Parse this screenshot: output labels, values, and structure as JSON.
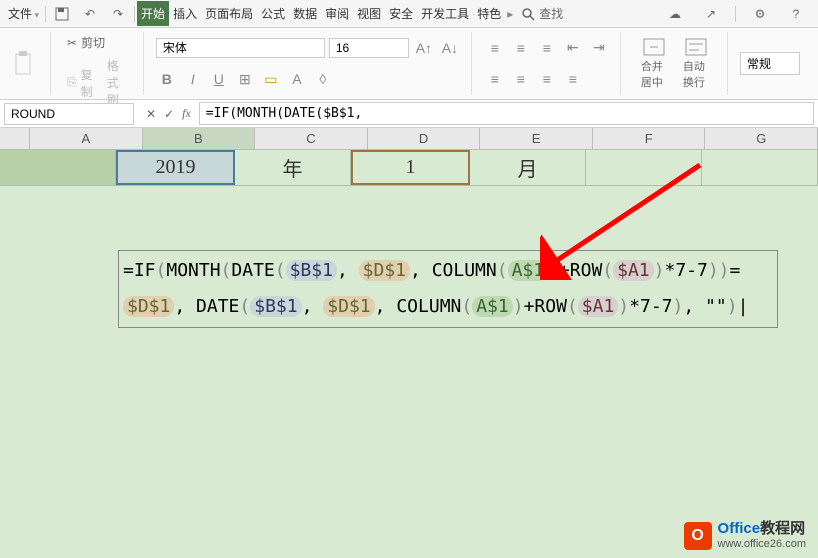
{
  "menu": {
    "file": "文件",
    "tabs": [
      "开始",
      "插入",
      "页面布局",
      "公式",
      "数据",
      "审阅",
      "视图",
      "安全",
      "开发工具",
      "特色"
    ],
    "active_tab": "开始",
    "search": "查找"
  },
  "ribbon": {
    "clipboard": {
      "cut": "剪切",
      "copy": "复制",
      "format_painter": "格式刷"
    },
    "font": {
      "name": "宋体",
      "size": "16"
    },
    "merge": "合并居中",
    "wrap": "自动换行",
    "number_format": "常规"
  },
  "formula_bar": {
    "name_box": "ROUND",
    "formula": "=IF(MONTH(DATE($B$1,"
  },
  "sheet": {
    "columns": [
      "A",
      "B",
      "C",
      "D",
      "E",
      "F",
      "G"
    ],
    "b1": "2019",
    "c1": "年",
    "d1": "1",
    "e1": "月",
    "formula_line1_prefix": "=IF",
    "formula_month": "MONTH",
    "formula_date": "DATE",
    "formula_column": "COLUMN",
    "formula_row": "ROW",
    "ref_b1": "$B$1",
    "ref_d1": "$D$1",
    "ref_a1": "A$1",
    "ref_a1r": "$A1",
    "tail1": "*7-7",
    "tail2": "=",
    "empty_str": "\"\""
  },
  "watermark": {
    "title_en": "Office",
    "title_cn": "教程网",
    "url": "www.office26.com"
  }
}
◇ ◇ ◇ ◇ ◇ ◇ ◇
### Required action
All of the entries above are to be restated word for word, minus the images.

### Written answer
Parse this screenshot: output labels, values, and structure as JSON.
{
  "menu": {
    "file": "文件",
    "tabs": [
      "开始",
      "插入",
      "页面布局",
      "公式",
      "数据",
      "审阅",
      "视图",
      "安全",
      "开发工具",
      "特色"
    ],
    "active_tab": "开始",
    "search": "查找"
  },
  "ribbon": {
    "clipboard": {
      "cut": "剪切",
      "copy": "复制",
      "format_painter": "格式刷"
    },
    "font": {
      "name": "宋体",
      "size": "16"
    },
    "merge": "合并居中",
    "wrap": "自动换行",
    "number_format": "常规"
  },
  "formula_bar": {
    "name_box": "ROUND",
    "formula": "=IF(MONTH(DATE($B$1,"
  },
  "sheet": {
    "columns": [
      "A",
      "B",
      "C",
      "D",
      "E",
      "F",
      "G"
    ],
    "b1": "2019",
    "c1": "年",
    "d1": "1",
    "e1": "月",
    "formula_line1_prefix": "=IF",
    "formula_month": "MONTH",
    "formula_date": "DATE",
    "formula_column": "COLUMN",
    "formula_row": "ROW",
    "ref_b1": "$B$1",
    "ref_d1": "$D$1",
    "ref_a1": "A$1",
    "ref_a1r": "$A1",
    "tail1": "*7-7",
    "tail2": "=",
    "empty_str": "\"\""
  },
  "watermark": {
    "title_en": "Office",
    "title_cn": "教程网",
    "url": "www.office26.com"
  }
}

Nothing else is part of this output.